**Required action:**
Each entry should be repeated exactly. Its pictures should not be.

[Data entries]
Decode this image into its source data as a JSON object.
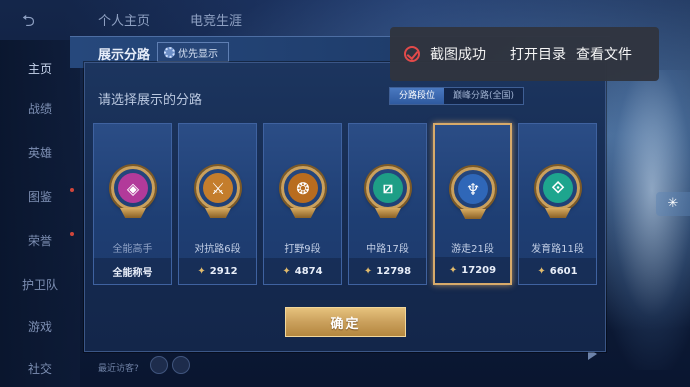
{
  "top_tabs": [
    "个人主页",
    "电竞生涯"
  ],
  "sidebar": {
    "items": [
      {
        "label": "主页",
        "active": true
      },
      {
        "label": "战绩",
        "active": false
      },
      {
        "label": "英雄",
        "active": false
      },
      {
        "label": "图鉴",
        "active": false,
        "dot": true
      },
      {
        "label": "荣誉",
        "active": false,
        "dot": true
      },
      {
        "label": "护卫队",
        "active": false
      },
      {
        "label": "游戏",
        "active": false
      },
      {
        "label": "社交",
        "active": false
      }
    ]
  },
  "dialog": {
    "title": "展示分路",
    "priority_chip": "优先显示",
    "prompt": "请选择展示的分路",
    "tabs": [
      {
        "label": "分路段位",
        "active": true
      },
      {
        "label": "巅峰分路(全国)",
        "active": false
      }
    ],
    "cards": [
      {
        "label": "全能高手",
        "footer": "全能称号",
        "show_star": false,
        "selected": false,
        "icon": "all-round-icon",
        "color": "#b23a9a"
      },
      {
        "label": "对抗路6段",
        "footer": "2912",
        "show_star": true,
        "selected": false,
        "icon": "clash-lane-icon",
        "color": "#c47d2c"
      },
      {
        "label": "打野9段",
        "footer": "4874",
        "show_star": true,
        "selected": false,
        "icon": "jungle-icon",
        "color": "#b86c1f"
      },
      {
        "label": "中路17段",
        "footer": "12798",
        "show_star": true,
        "selected": false,
        "icon": "mid-lane-icon",
        "color": "#1e9e86"
      },
      {
        "label": "游走21段",
        "footer": "17209",
        "show_star": true,
        "selected": true,
        "icon": "roam-icon",
        "color": "#2f67b8"
      },
      {
        "label": "发育路11段",
        "footer": "6601",
        "show_star": true,
        "selected": false,
        "icon": "farm-lane-icon",
        "color": "#1ea58e"
      }
    ],
    "confirm_label": "确定"
  },
  "toast": {
    "message": "截图成功",
    "open_folder": "打开目录",
    "view_file": "查看文件"
  },
  "bottom_text": "最近访客?",
  "colors": {
    "accent_gold": "#caa05c",
    "toast_red": "#e24a4a"
  }
}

**Solution for this problem:**
Decode this image into its source data as a JSON object.
{
  "top_tabs": [
    "个人主页",
    "电竞生涯"
  ],
  "sidebar": {
    "items": [
      {
        "label": "主页",
        "active": true
      },
      {
        "label": "战绩",
        "active": false
      },
      {
        "label": "英雄",
        "active": false
      },
      {
        "label": "图鉴",
        "active": false,
        "dot": true
      },
      {
        "label": "荣誉",
        "active": false,
        "dot": true
      },
      {
        "label": "护卫队",
        "active": false
      },
      {
        "label": "游戏",
        "active": false
      },
      {
        "label": "社交",
        "active": false
      }
    ]
  },
  "dialog": {
    "title": "展示分路",
    "priority_chip": "优先显示",
    "prompt": "请选择展示的分路",
    "tabs": [
      {
        "label": "分路段位",
        "active": true
      },
      {
        "label": "巅峰分路(全国)",
        "active": false
      }
    ],
    "cards": [
      {
        "label": "全能高手",
        "footer": "全能称号",
        "show_star": false,
        "selected": false,
        "icon": "all-round-icon",
        "color": "#b23a9a"
      },
      {
        "label": "对抗路6段",
        "footer": "2912",
        "show_star": true,
        "selected": false,
        "icon": "clash-lane-icon",
        "color": "#c47d2c"
      },
      {
        "label": "打野9段",
        "footer": "4874",
        "show_star": true,
        "selected": false,
        "icon": "jungle-icon",
        "color": "#b86c1f"
      },
      {
        "label": "中路17段",
        "footer": "12798",
        "show_star": true,
        "selected": false,
        "icon": "mid-lane-icon",
        "color": "#1e9e86"
      },
      {
        "label": "游走21段",
        "footer": "17209",
        "show_star": true,
        "selected": true,
        "icon": "roam-icon",
        "color": "#2f67b8"
      },
      {
        "label": "发育路11段",
        "footer": "6601",
        "show_star": true,
        "selected": false,
        "icon": "farm-lane-icon",
        "color": "#1ea58e"
      }
    ],
    "confirm_label": "确定"
  },
  "toast": {
    "message": "截图成功",
    "open_folder": "打开目录",
    "view_file": "查看文件"
  },
  "bottom_text": "最近访客?",
  "colors": {
    "accent_gold": "#caa05c",
    "toast_red": "#e24a4a"
  }
}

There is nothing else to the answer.